Where is the center of the world? Mt. Sumeru

Cho (Chotography on Facebook); Seven Dharmachari, Wisdom Quarterly
Buddhist cosmology: Mt. Sumerus run through the center of "world-systems" or galaxies like our own and are surrounded by "continents" or planetary clusters (Wisdom Quarterly).
 
QUESTION: Where is Mount Sumeru? (Great Meru)

ANSWER: Sumeru is the name of the galactic center in Buddhist cosmology. So it is in the center of the Milky Way as seen from outside of it, a sight attainable through meditative development.
  
Cosmology in a sand mandala (Wonderlane) 
As the insert suggests, it is analogous to the main tower (1).  
  
Mandalas such as those used as the foundation for Buddhist temples, such as Angkor Wat in Cambodia or Boudanath in Nepal, are laid out in a pattern reflecting the Buddhist conception of our world in the multiverse.
  
Boudanath Mandala/Pagoda, Nepal (Gulmuhor)
Known categories and worlds (general spheres and particular planes) are depicted as concentric circles and levels, with pagodas (elaborate reliquaries or stupas) emulating the central pole, the world tree or world axis (Axis Mundi), which is Sumeru. 
  
Mt. Sumeru could never refer to a mountain on this planet, which may have its own mini Meru in the invisible lines of magnetic force emanating from the poles of this living Bhumi (Gaia). 
  
Of course, all of this is speculative and remains unsettled.
 
The first problem is determining the meaning of a popular ancient Indian measure of distance, the yojana. The most sensible meaning is the distance a draught ox can travel before needing to be un-yoked. This is or was roughly seven miles in agrarian Greater India (Bharat). Even then it was a colloquial generalization, never an exact measure.
   
Space with innumerable inhabited worlds in all 10,000 directions (wallpapervortex.com)
 
But it is what the Buddha and others used as a well understood convention. Exact measures are given of the height of Sumeru and the distance to other mountain ranges extending out with "oceans," certainly bodies of space rather than briny terrestrial waters, between them. 
 
Likewise the "continents," as also shown in the insert (2-5), are habitable worlds (lokas, worlds) on this "human" plane, with its ill-born, ghosts, titans, animals of all kinds, humans, devas, and brahmas.
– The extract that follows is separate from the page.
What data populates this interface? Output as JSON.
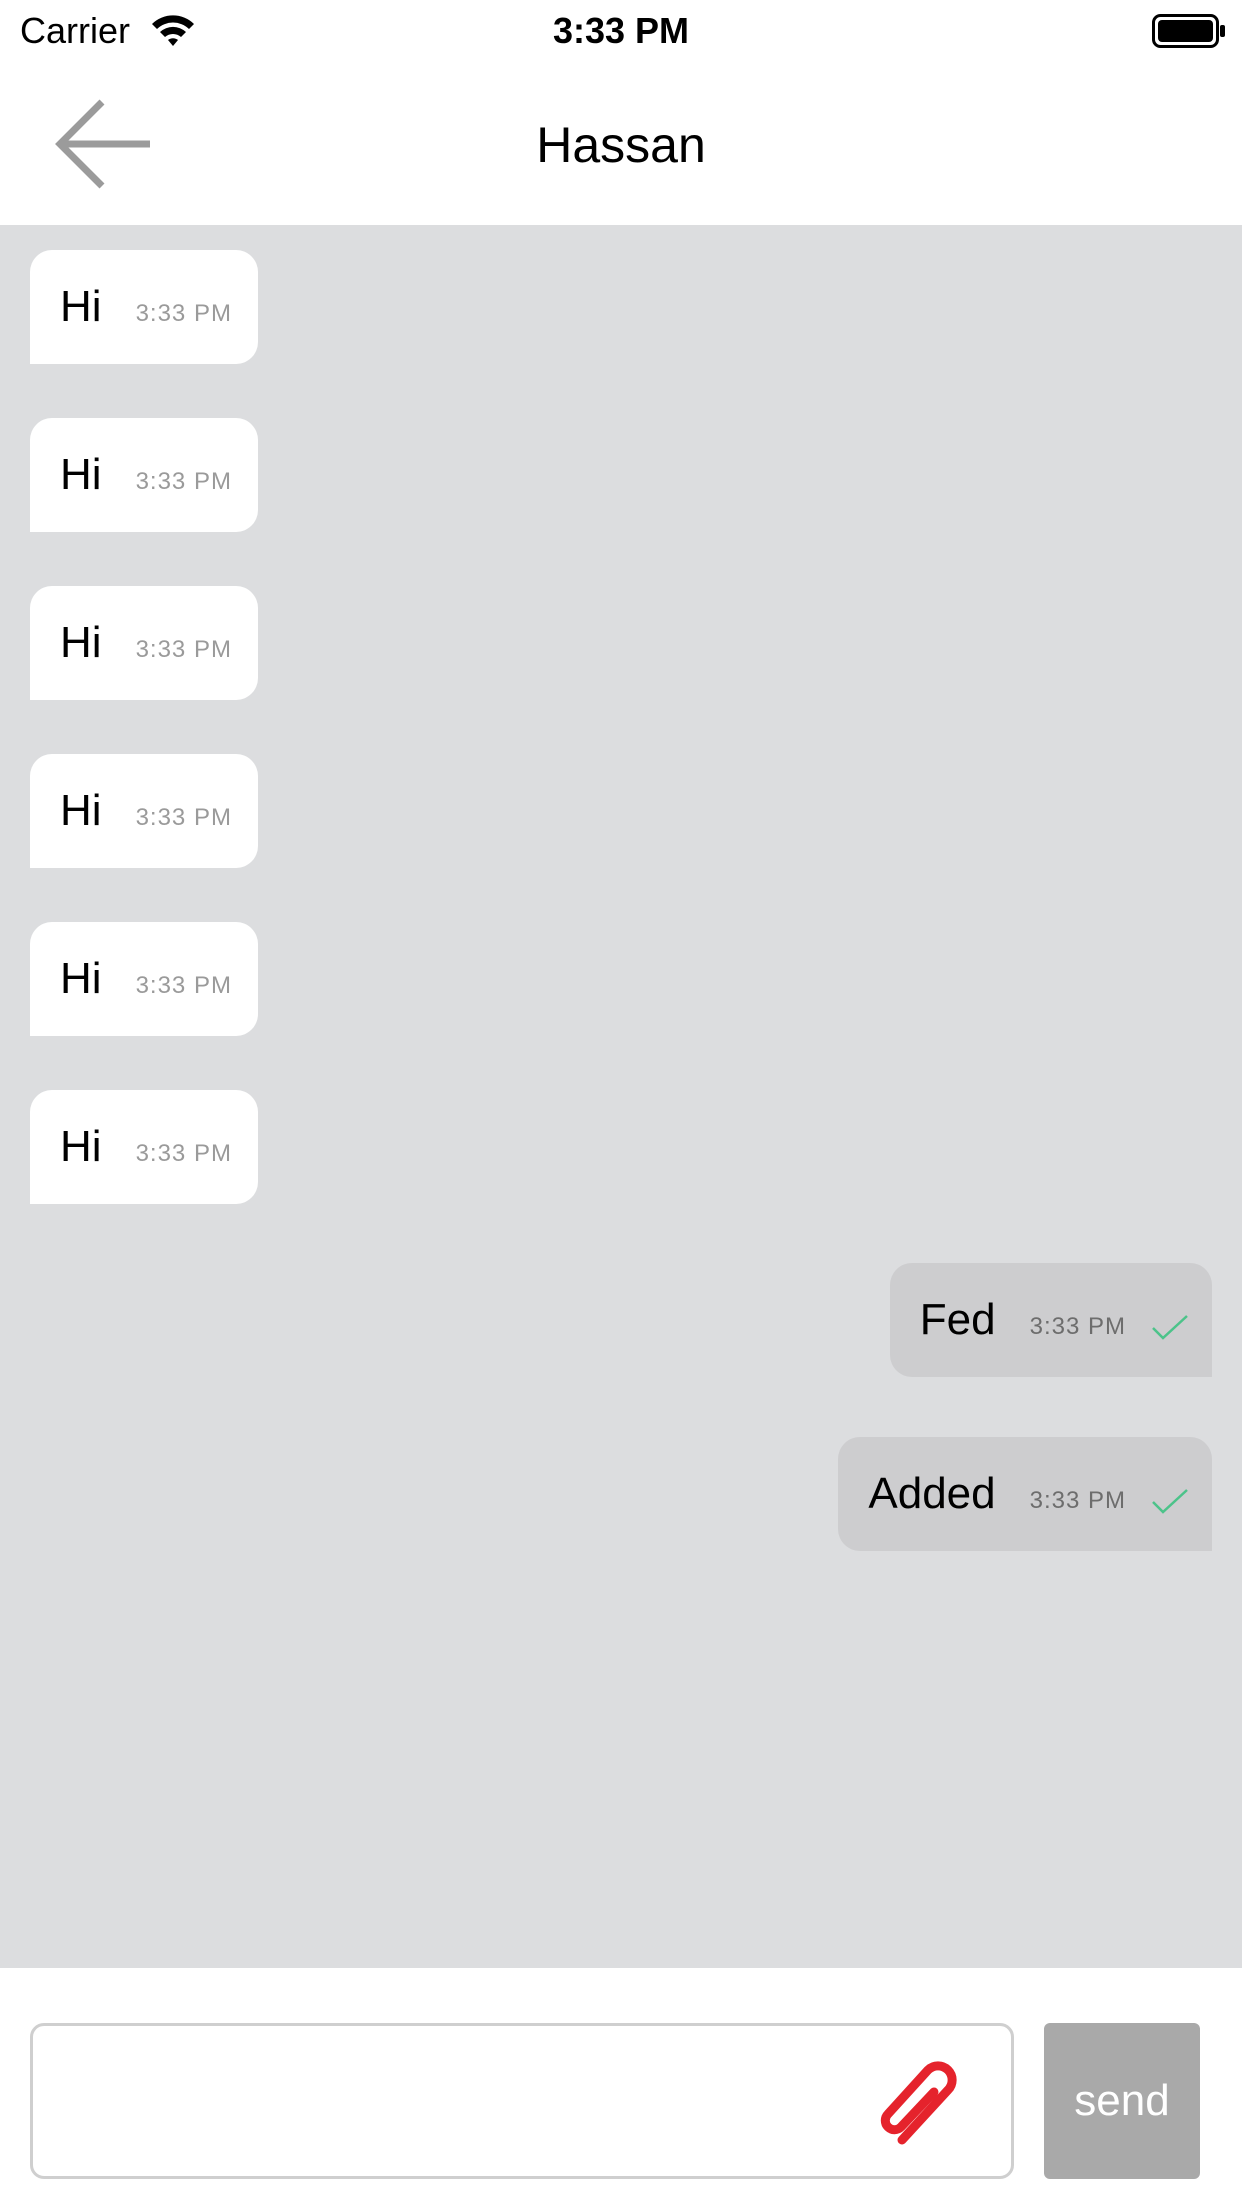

1 comment:

Vijay said...

The most logical explanation of the meru! Brilliant!